The ACL (anterior cruciate ligament) is one of the most commonly injured ligaments in the knee. Running diagonally through the middle of the joint, the ACL works together with three other ligaments to connect the femur (upper leg bone) to the tibia (lower leg bone). ACL injuries occur most often in athletes as a result of direct contact, landing awkwardly after a fall or playing recklessly. About half of ACL injuries are also accompanied by damage to the meniscus, cartilage, bone or other ligaments in the knee.
Signs that you may have injured your ACL include pain, swelling and instability immediately after the injury, followed hours later by greater swelling and pain, limited motion, tenderness and an inability to walk comfortably. While not all ACL injuries will require surgery, leaving the ligament torn or damaged puts the patient at risk for recurring episodes of knee instability. In many cases, patients will not be able to resume high-level athletic activity without surgery.
Your doctor will determine whether or not surgery is recommended for you after a thorough evaluation of your condition, as well as consideration of your age, activity level and overall health. The details, risks and benefits of surgery, as well as the different surgical options, will be discussed during a pre-surgical consultation.
ACL reconstruction is usually not performed until several weeks after the injury, when swelling and inflammation have been reduced. The torn ligament is completely removed and replaced with a new ACL. Simply reconnecting the torn ends will not repair the ACL. Part of another ligament, usually in the knee or hamstring, is used to create a graft for the new ACL. Choosing the proper type of graft depends on each patient's individual condition.
During the procedure, an incision is made to access the knee, before the surgeon drills holes in the upper and lower leg bones to insert the graft and ensure stable, permanent support within the joint. The graft may be attached with screws or staples before incisions are closed. This procedure is performed under general anesthesia on an outpatient basis.
In many cases, this procedure can be performed using arthroscopic techniques, which involves creating a few small incisions in the knee, into which a camera and tiny surgical instruments are inserted. Saline is injected into the knee to allow for more operating space. The surgeon then performs the repair while viewing the knee on a television monitor for more precise results. Arthroscopy offers patients less scarring, shorter recovery times and an overall less invasive procedure.
Following ACL repair surgery, patients can return home after a few hours of observation. You will likely experience pain, bruising and swelling after surgery, which can be managed through pain medication prescribed by your doctor. Your individual recovery will vary depending on the type of procedure performed and your individual condition.

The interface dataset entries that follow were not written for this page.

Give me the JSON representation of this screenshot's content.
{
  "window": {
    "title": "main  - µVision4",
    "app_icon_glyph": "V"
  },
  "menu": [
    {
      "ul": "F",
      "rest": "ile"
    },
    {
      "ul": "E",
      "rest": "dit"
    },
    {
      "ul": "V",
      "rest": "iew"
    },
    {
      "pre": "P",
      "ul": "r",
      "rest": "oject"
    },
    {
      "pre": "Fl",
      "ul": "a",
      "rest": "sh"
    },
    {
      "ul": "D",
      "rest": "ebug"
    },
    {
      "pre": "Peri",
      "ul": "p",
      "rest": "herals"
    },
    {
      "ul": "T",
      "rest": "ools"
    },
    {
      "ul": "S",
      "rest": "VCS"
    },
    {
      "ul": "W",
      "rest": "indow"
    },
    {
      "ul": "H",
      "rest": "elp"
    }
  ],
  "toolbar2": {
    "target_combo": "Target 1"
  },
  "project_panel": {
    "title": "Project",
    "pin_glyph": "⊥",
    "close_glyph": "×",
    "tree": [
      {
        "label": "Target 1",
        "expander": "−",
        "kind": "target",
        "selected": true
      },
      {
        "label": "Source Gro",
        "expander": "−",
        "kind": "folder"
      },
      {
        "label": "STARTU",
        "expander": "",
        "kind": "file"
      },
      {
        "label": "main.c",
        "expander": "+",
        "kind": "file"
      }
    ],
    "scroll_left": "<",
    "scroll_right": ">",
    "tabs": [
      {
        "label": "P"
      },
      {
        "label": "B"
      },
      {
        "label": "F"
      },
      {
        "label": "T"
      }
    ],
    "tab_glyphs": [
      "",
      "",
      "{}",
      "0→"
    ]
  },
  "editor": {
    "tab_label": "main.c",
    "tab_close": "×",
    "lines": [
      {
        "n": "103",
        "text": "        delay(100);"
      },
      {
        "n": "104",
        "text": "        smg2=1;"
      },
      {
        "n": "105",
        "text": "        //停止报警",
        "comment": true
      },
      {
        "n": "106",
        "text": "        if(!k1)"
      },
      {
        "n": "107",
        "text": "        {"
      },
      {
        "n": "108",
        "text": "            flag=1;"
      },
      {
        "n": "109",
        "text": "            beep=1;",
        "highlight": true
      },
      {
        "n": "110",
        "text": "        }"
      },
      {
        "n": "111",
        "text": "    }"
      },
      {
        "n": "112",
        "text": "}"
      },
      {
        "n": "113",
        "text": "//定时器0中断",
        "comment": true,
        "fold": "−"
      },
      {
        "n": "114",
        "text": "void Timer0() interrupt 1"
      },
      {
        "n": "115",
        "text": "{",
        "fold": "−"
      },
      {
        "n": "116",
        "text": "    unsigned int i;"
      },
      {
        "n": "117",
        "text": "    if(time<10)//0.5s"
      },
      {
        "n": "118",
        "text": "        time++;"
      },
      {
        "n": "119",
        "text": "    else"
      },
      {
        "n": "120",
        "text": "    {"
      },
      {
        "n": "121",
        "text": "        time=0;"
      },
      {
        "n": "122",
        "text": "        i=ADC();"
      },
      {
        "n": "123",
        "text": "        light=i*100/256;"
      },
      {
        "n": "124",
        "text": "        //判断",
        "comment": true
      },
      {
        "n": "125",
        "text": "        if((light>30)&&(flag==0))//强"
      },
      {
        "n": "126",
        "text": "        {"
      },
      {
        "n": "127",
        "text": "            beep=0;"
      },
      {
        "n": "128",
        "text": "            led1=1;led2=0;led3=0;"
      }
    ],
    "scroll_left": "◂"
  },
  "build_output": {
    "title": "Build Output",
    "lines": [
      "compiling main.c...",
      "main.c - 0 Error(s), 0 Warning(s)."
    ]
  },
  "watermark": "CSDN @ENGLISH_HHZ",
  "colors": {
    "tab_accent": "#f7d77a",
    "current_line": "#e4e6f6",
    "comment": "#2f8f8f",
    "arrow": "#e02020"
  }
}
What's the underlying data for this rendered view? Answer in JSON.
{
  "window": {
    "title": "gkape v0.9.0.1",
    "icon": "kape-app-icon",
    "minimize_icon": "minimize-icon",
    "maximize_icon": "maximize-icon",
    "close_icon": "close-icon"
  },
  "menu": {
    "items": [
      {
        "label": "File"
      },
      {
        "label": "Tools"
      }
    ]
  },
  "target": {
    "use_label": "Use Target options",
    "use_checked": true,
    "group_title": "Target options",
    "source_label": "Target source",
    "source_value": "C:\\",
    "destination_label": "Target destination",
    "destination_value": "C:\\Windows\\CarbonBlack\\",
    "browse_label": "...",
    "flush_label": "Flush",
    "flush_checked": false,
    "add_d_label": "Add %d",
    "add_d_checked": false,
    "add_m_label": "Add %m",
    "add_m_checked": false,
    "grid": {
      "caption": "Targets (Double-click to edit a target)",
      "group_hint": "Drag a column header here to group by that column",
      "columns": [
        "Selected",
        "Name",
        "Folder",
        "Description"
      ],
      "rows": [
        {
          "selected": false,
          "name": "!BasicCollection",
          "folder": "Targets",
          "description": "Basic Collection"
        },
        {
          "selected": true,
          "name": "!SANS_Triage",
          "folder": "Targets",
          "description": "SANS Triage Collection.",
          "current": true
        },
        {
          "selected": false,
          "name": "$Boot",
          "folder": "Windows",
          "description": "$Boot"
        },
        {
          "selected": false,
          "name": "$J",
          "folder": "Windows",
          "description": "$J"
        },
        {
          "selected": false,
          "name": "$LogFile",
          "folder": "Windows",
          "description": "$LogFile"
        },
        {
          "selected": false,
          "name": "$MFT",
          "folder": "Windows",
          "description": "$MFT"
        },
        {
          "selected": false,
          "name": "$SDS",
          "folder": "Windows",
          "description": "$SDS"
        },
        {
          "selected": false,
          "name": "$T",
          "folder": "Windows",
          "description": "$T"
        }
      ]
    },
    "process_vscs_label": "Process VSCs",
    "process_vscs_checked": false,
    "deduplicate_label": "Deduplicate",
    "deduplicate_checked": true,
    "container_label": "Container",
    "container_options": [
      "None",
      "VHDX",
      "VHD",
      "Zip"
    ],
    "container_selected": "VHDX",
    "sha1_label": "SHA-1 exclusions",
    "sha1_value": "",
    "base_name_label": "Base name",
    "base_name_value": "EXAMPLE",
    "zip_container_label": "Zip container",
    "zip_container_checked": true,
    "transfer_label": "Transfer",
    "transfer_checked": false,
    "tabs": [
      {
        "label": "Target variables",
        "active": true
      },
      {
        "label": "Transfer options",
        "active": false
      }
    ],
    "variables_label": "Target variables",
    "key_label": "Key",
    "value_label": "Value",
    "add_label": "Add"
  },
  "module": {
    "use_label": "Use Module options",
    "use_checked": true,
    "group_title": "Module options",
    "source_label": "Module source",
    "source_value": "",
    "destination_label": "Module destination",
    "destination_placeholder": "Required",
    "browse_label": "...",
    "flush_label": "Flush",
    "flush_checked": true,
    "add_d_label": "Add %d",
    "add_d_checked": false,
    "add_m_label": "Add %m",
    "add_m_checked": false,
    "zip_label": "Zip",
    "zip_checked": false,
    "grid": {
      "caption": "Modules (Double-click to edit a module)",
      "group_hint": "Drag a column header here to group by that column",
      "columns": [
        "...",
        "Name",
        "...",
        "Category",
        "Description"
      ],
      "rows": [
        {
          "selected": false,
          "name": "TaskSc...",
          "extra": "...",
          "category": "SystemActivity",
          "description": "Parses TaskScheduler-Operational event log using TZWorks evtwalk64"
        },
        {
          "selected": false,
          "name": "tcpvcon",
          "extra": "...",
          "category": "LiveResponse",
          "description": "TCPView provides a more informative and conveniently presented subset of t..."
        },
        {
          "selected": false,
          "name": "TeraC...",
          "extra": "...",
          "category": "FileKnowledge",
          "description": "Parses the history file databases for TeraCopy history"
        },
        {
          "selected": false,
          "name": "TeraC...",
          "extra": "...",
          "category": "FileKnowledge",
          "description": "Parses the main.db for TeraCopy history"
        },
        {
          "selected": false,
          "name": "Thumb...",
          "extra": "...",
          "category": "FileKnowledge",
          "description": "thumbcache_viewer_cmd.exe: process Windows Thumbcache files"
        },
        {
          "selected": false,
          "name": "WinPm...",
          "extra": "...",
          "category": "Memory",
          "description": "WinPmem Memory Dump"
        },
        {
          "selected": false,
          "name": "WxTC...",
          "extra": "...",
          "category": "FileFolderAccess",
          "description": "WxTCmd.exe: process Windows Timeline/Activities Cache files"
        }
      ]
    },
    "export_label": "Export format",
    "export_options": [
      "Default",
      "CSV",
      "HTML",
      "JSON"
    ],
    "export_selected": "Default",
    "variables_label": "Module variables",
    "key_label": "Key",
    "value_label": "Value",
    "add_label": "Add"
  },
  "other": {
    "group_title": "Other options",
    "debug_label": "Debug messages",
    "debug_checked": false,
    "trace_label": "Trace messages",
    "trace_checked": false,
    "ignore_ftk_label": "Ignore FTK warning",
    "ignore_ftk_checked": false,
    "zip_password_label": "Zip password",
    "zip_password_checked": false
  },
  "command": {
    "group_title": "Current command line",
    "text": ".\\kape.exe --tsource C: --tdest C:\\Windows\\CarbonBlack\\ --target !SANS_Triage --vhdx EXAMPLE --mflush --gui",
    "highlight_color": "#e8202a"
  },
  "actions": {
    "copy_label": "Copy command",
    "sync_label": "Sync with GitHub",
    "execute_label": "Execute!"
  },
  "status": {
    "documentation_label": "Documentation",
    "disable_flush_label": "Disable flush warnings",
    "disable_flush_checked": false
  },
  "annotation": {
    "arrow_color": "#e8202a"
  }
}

Physical therapy begins right after surgery, and may continue for several months to help patients return to activity with their reconstructed knee. In order to achieve the most effective results from surgery, patients must commit to a long-term rehabilitation program. After completion, many patients experience effective pain relief and a return to previous knee function, along with stability of the joint for long-term results.
Although considered safe, there are certain risks associated with ACL repair surgery. Some of these risks may include graft failure, loosening of the graft or ineffective surgical results. There are also certain risks associated with any surgical procedure, such as infection, bleeding, reactions to anesthesia and others.
Patients can reduce their risk of complications by choosing an experienced surgeon to perform their procedure. It is important to discuss these risks with your surgeon prior to your procedure in order to understand all aspects of surgery and maintain realistic expectations.